> Directions: Print each entry word for word without images.

====================

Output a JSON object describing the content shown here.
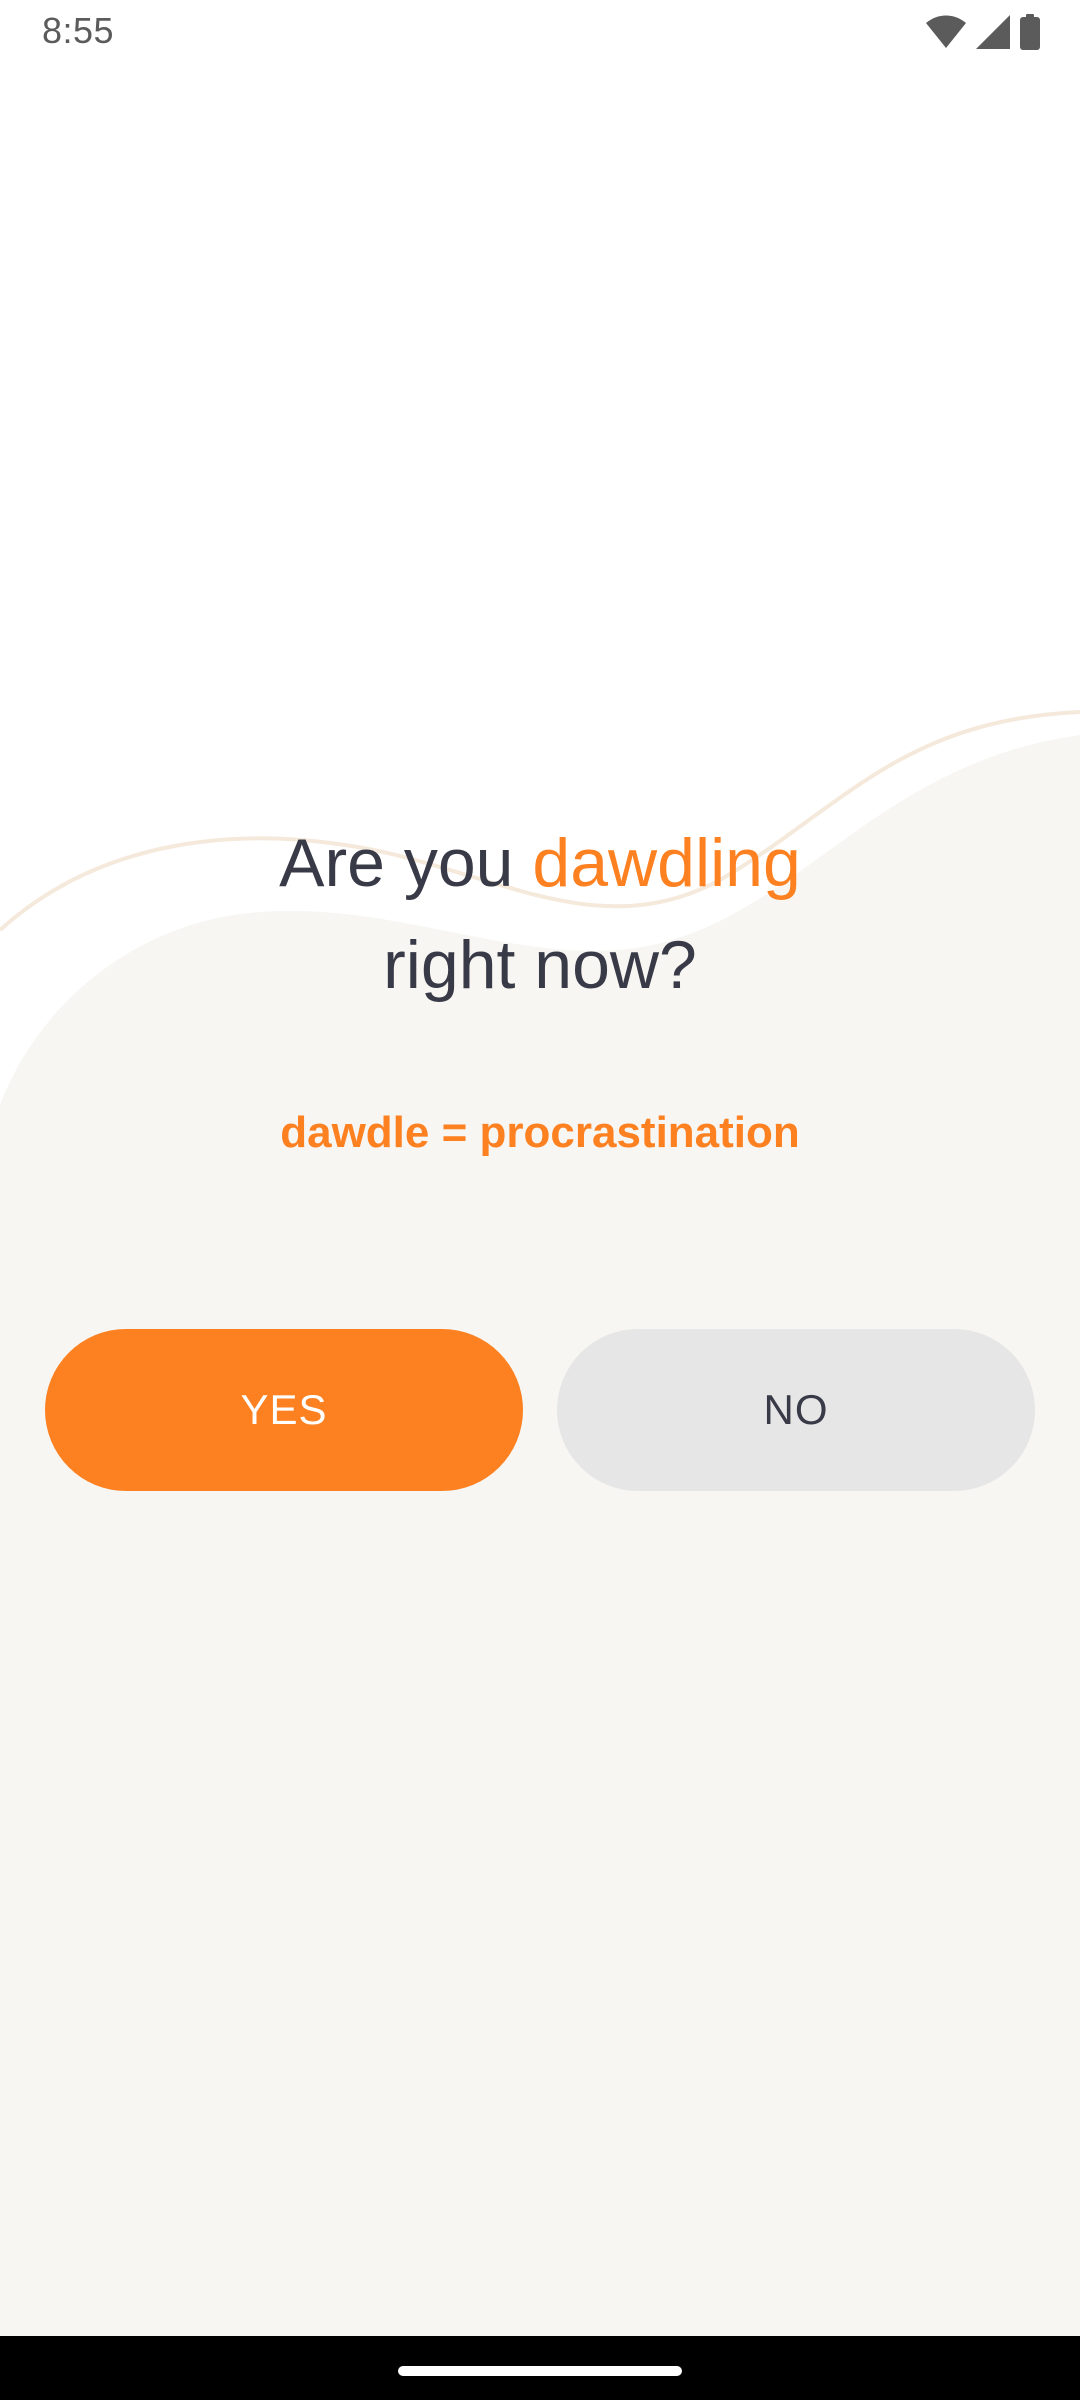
{
  "status_bar": {
    "time": "8:55",
    "icons": [
      "wifi-icon",
      "cellular-signal-icon",
      "battery-icon"
    ]
  },
  "prompt": {
    "line1_prefix": "Are you ",
    "line1_accent": "dawdling",
    "line2": "right now?",
    "definition": "dawdle = procrastination"
  },
  "buttons": {
    "yes_label": "YES",
    "no_label": "NO"
  },
  "colors": {
    "accent": "#fd8021",
    "text_dark": "#393a47",
    "background_warm": "#f7f6f3",
    "button_secondary": "#e6e6e6"
  }
}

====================

> Result:
Output a JSON object describing the content shown here.
{
  "status_bar": {
    "time": "8:55",
    "icons": [
      "wifi-icon",
      "cellular-signal-icon",
      "battery-icon"
    ]
  },
  "prompt": {
    "line1_prefix": "Are you ",
    "line1_accent": "dawdling",
    "line2": "right now?",
    "definition": "dawdle = procrastination"
  },
  "buttons": {
    "yes_label": "YES",
    "no_label": "NO"
  },
  "colors": {
    "accent": "#fd8021",
    "text_dark": "#393a47",
    "background_warm": "#f7f6f3",
    "button_secondary": "#e6e6e6"
  }
}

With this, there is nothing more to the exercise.